Material for this exercise:
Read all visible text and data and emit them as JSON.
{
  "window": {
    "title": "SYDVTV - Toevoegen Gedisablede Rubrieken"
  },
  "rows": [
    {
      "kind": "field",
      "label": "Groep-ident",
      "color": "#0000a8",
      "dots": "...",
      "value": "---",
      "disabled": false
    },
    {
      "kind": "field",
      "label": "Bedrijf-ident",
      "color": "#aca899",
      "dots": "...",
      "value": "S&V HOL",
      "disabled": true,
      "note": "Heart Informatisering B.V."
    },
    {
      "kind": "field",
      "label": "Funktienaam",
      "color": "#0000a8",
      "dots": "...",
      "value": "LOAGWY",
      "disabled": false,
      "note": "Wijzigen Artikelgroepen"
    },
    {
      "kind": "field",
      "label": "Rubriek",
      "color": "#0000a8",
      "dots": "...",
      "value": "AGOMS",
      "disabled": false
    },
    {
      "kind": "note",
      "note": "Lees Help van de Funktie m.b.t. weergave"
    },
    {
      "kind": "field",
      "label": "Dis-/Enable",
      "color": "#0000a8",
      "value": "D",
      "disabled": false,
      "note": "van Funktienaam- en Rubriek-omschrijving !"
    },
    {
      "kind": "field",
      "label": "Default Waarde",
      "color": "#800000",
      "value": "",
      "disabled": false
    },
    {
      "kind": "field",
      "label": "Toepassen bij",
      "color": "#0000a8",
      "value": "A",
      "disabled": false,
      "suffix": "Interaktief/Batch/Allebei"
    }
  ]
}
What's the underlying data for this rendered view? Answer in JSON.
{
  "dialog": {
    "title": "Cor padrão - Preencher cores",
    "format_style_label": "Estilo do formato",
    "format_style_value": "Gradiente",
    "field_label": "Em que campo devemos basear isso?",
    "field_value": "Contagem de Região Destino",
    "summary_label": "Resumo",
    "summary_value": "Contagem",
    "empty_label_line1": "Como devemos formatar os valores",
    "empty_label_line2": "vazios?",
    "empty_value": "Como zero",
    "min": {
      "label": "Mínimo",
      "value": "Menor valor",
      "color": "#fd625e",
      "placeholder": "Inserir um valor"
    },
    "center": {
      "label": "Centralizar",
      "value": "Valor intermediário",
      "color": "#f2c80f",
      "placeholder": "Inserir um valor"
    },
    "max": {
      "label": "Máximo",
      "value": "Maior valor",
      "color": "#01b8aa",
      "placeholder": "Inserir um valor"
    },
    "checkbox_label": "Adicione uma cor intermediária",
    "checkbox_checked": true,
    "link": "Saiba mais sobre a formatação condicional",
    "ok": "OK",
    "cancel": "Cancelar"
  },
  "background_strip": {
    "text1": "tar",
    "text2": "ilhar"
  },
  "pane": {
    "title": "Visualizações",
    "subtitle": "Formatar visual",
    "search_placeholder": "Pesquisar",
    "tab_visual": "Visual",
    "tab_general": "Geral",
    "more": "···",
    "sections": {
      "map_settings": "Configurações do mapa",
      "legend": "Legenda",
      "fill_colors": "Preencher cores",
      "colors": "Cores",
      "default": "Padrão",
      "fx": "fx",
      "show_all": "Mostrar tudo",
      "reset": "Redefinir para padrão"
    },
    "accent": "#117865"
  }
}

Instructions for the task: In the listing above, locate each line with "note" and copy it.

Exercise solution:
      "note": "Heart Informatisering B.V."
      "note": "Wijzigen Artikelgroepen"
      "kind": "note",
      "note": "Lees Help van de Funktie m.b.t. weergave"
      "note": "van Funktienaam- en Rubriek-omschrijving !"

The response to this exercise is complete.